§ **Prompt**: The records below need to come back exactly as they are, pictures omitted.

§ **Supplied data**:

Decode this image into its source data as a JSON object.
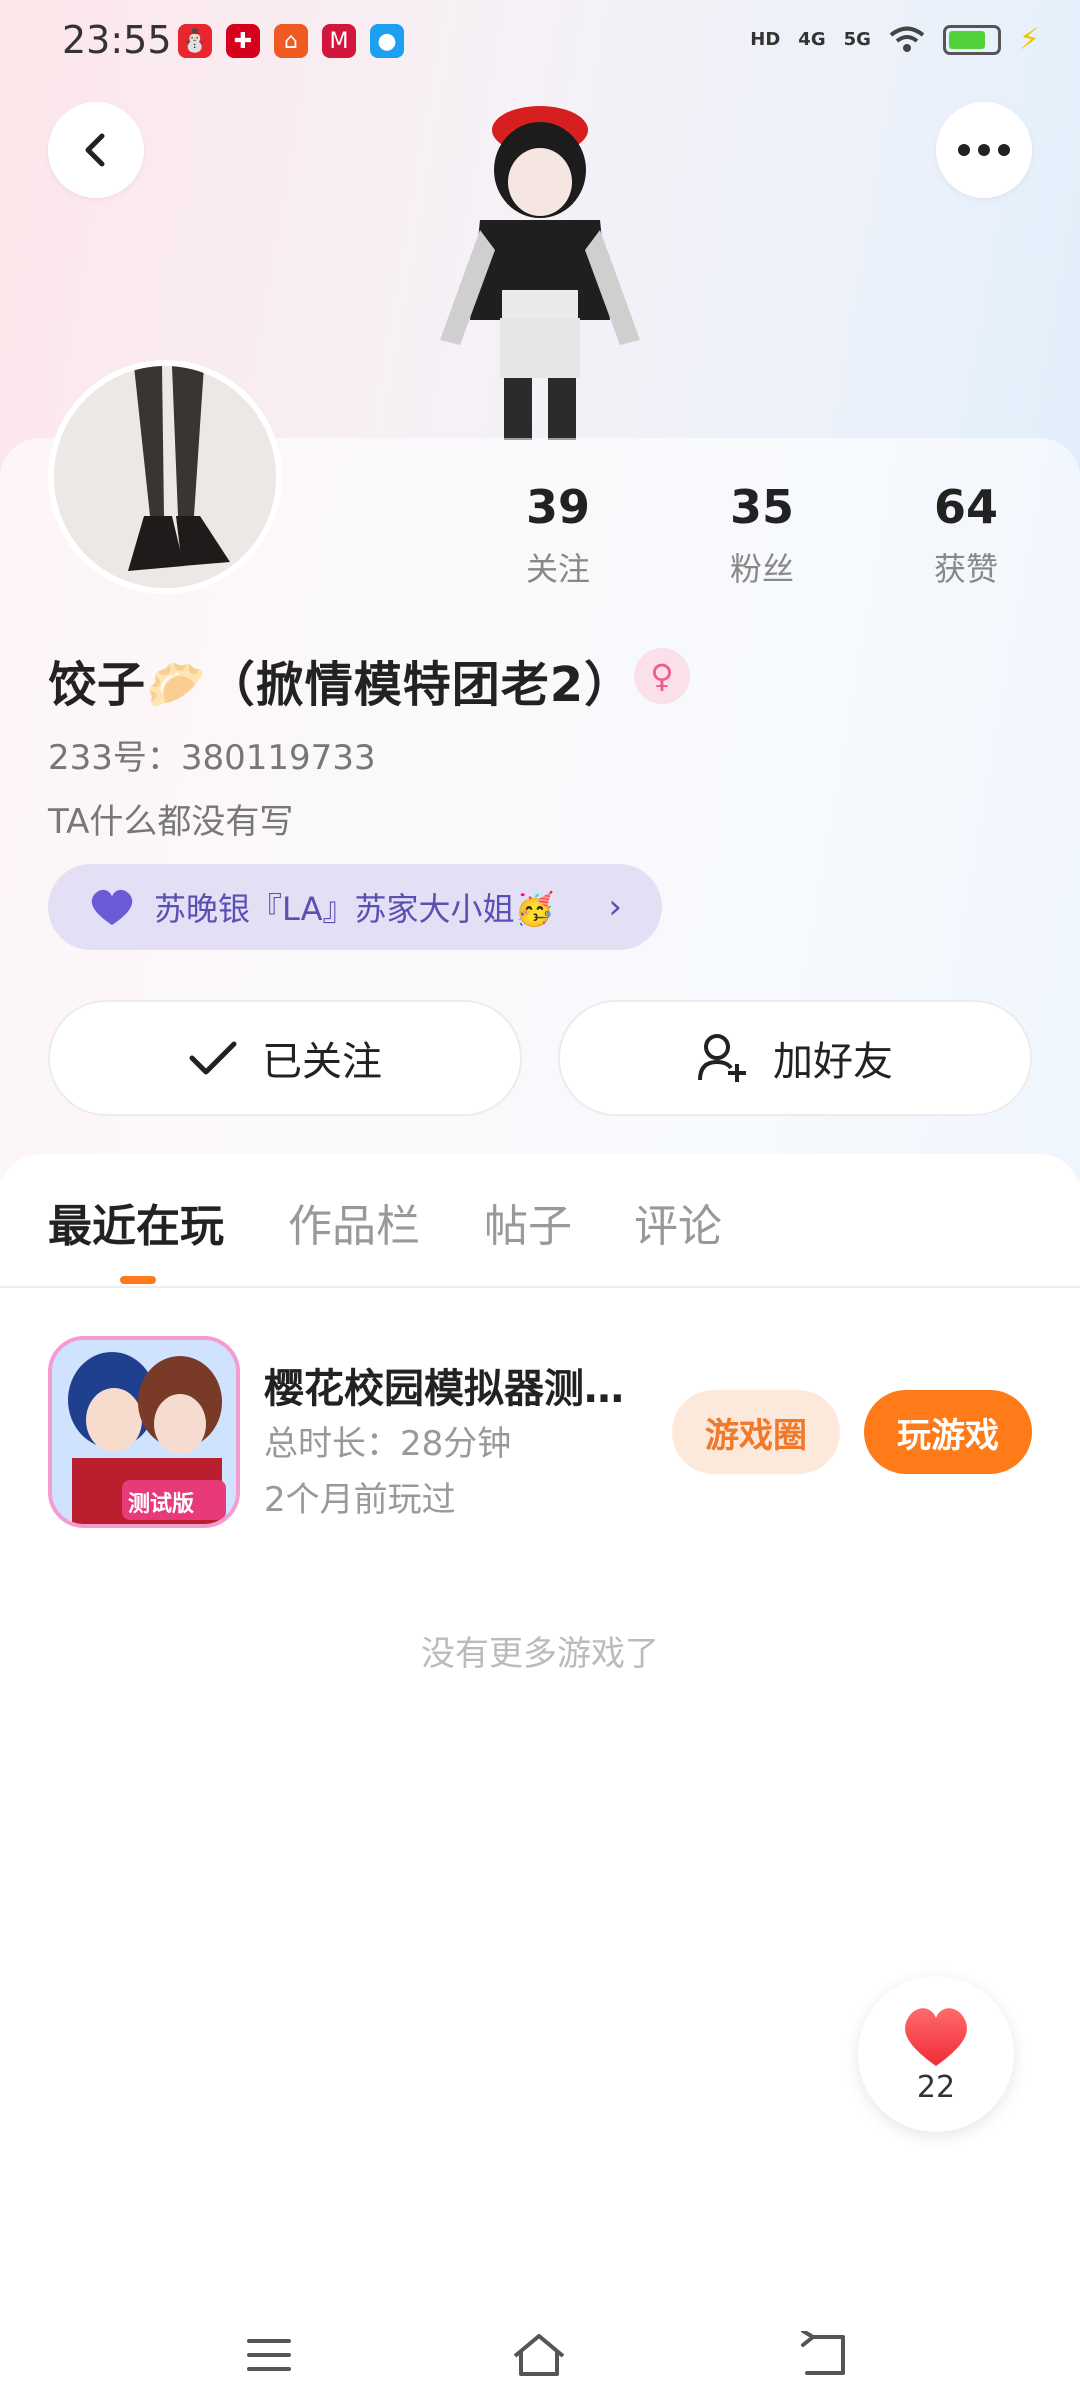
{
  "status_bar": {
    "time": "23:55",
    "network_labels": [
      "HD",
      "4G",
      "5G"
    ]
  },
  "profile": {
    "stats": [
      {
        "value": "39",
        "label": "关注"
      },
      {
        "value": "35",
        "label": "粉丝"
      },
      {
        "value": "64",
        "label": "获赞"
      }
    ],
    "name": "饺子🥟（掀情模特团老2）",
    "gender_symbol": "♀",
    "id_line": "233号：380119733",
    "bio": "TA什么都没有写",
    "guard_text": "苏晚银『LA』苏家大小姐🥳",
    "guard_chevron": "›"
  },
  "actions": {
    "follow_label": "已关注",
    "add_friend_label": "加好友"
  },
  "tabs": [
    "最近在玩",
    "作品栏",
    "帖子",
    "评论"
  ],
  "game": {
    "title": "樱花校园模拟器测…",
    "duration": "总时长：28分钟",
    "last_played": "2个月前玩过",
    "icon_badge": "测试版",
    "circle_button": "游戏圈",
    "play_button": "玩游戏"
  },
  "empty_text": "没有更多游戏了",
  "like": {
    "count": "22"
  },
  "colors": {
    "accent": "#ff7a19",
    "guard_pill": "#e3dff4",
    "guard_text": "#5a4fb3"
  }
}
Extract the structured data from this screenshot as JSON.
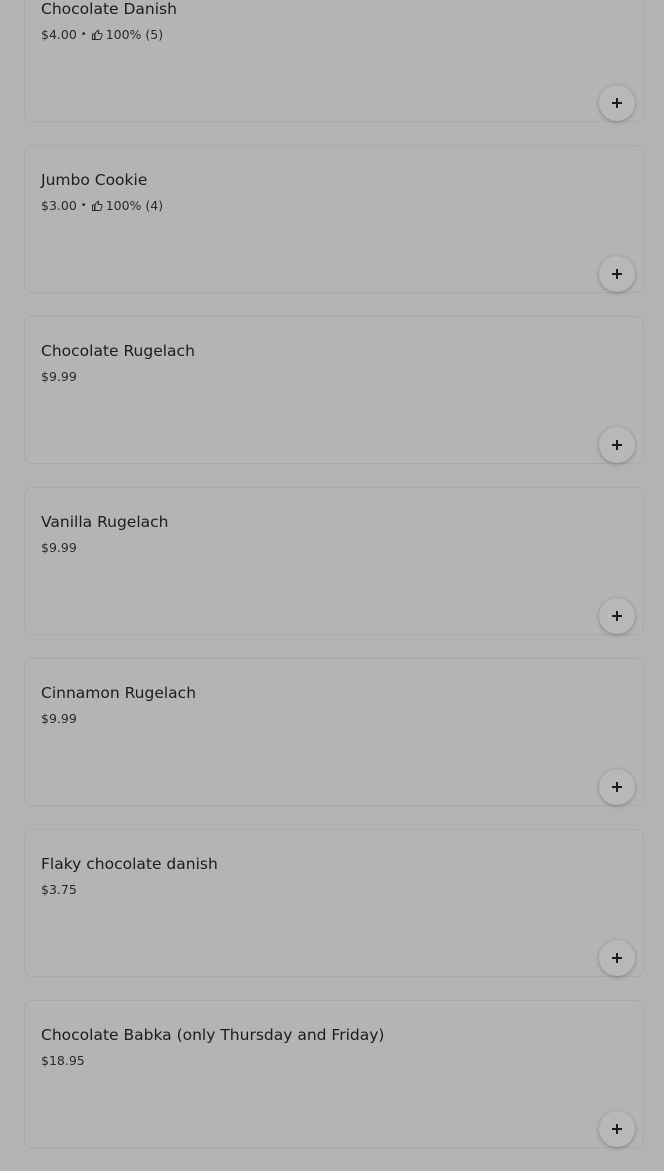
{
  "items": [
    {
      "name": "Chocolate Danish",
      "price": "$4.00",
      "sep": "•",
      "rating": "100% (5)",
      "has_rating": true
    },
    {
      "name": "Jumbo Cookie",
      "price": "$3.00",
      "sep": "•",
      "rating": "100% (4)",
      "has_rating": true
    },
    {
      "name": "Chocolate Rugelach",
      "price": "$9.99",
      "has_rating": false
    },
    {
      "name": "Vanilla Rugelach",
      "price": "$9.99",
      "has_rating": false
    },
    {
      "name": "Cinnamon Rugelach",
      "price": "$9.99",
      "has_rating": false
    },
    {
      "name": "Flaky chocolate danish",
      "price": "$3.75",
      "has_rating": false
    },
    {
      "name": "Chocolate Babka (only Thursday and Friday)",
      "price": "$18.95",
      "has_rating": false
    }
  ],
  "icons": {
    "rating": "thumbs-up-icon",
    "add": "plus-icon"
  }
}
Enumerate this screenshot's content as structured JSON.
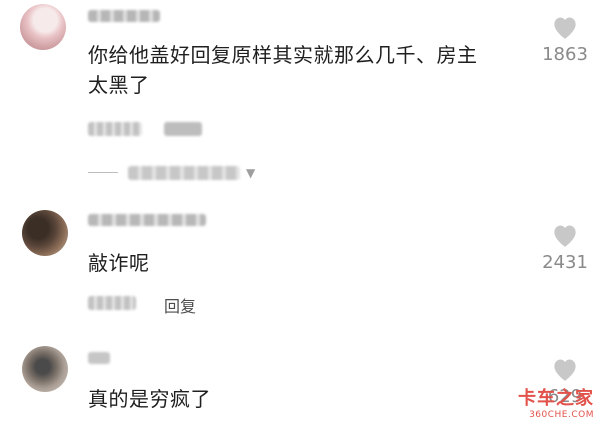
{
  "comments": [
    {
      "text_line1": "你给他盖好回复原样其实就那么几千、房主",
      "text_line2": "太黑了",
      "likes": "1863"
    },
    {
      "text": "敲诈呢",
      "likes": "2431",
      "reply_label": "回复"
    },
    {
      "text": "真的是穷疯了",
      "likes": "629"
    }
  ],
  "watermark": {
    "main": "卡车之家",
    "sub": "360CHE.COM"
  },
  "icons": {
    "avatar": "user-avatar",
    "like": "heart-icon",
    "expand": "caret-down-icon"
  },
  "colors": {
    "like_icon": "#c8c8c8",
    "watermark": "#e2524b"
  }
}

§ **Result of this exercise**:
Decode this image into its source data as a JSON object.
{
  "status_bar": {
    "time": "23:55",
    "network_labels": [
      "HD",
      "4G",
      "5G"
    ]
  },
  "profile": {
    "stats": [
      {
        "value": "39",
        "label": "关注"
      },
      {
        "value": "35",
        "label": "粉丝"
      },
      {
        "value": "64",
        "label": "获赞"
      }
    ],
    "name": "饺子🥟（掀情模特团老2）",
    "gender_symbol": "♀",
    "id_line": "233号：380119733",
    "bio": "TA什么都没有写",
    "guard_text": "苏晚银『LA』苏家大小姐🥳",
    "guard_chevron": "›"
  },
  "actions": {
    "follow_label": "已关注",
    "add_friend_label": "加好友"
  },
  "tabs": [
    "最近在玩",
    "作品栏",
    "帖子",
    "评论"
  ],
  "game": {
    "title": "樱花校园模拟器测…",
    "duration": "总时长：28分钟",
    "last_played": "2个月前玩过",
    "icon_badge": "测试版",
    "circle_button": "游戏圈",
    "play_button": "玩游戏"
  },
  "empty_text": "没有更多游戏了",
  "like": {
    "count": "22"
  },
  "colors": {
    "accent": "#ff7a19",
    "guard_pill": "#e3dff4",
    "guard_text": "#5a4fb3"
  }
}
Extract the structured data from this screenshot as JSON.
{
  "items": [
    {
      "name": "Chocolate Danish",
      "price": "$4.00",
      "sep": "•",
      "rating": "100% (5)",
      "has_rating": true
    },
    {
      "name": "Jumbo Cookie",
      "price": "$3.00",
      "sep": "•",
      "rating": "100% (4)",
      "has_rating": true
    },
    {
      "name": "Chocolate Rugelach",
      "price": "$9.99",
      "has_rating": false
    },
    {
      "name": "Vanilla Rugelach",
      "price": "$9.99",
      "has_rating": false
    },
    {
      "name": "Cinnamon Rugelach",
      "price": "$9.99",
      "has_rating": false
    },
    {
      "name": "Flaky chocolate danish",
      "price": "$3.75",
      "has_rating": false
    },
    {
      "name": "Chocolate Babka (only Thursday and Friday)",
      "price": "$18.95",
      "has_rating": false
    }
  ],
  "icons": {
    "rating": "thumbs-up-icon",
    "add": "plus-icon"
  }
}
Enumerate this screenshot's content as structured JSON.
{
  "comments": [
    {
      "text_line1": "你给他盖好回复原样其实就那么几千、房主",
      "text_line2": "太黑了",
      "likes": "1863"
    },
    {
      "text": "敲诈呢",
      "likes": "2431",
      "reply_label": "回复"
    },
    {
      "text": "真的是穷疯了",
      "likes": "629"
    }
  ],
  "watermark": {
    "main": "卡车之家",
    "sub": "360CHE.COM"
  },
  "icons": {
    "avatar": "user-avatar",
    "like": "heart-icon",
    "expand": "caret-down-icon"
  },
  "colors": {
    "like_icon": "#c8c8c8",
    "watermark": "#e2524b"
  }
}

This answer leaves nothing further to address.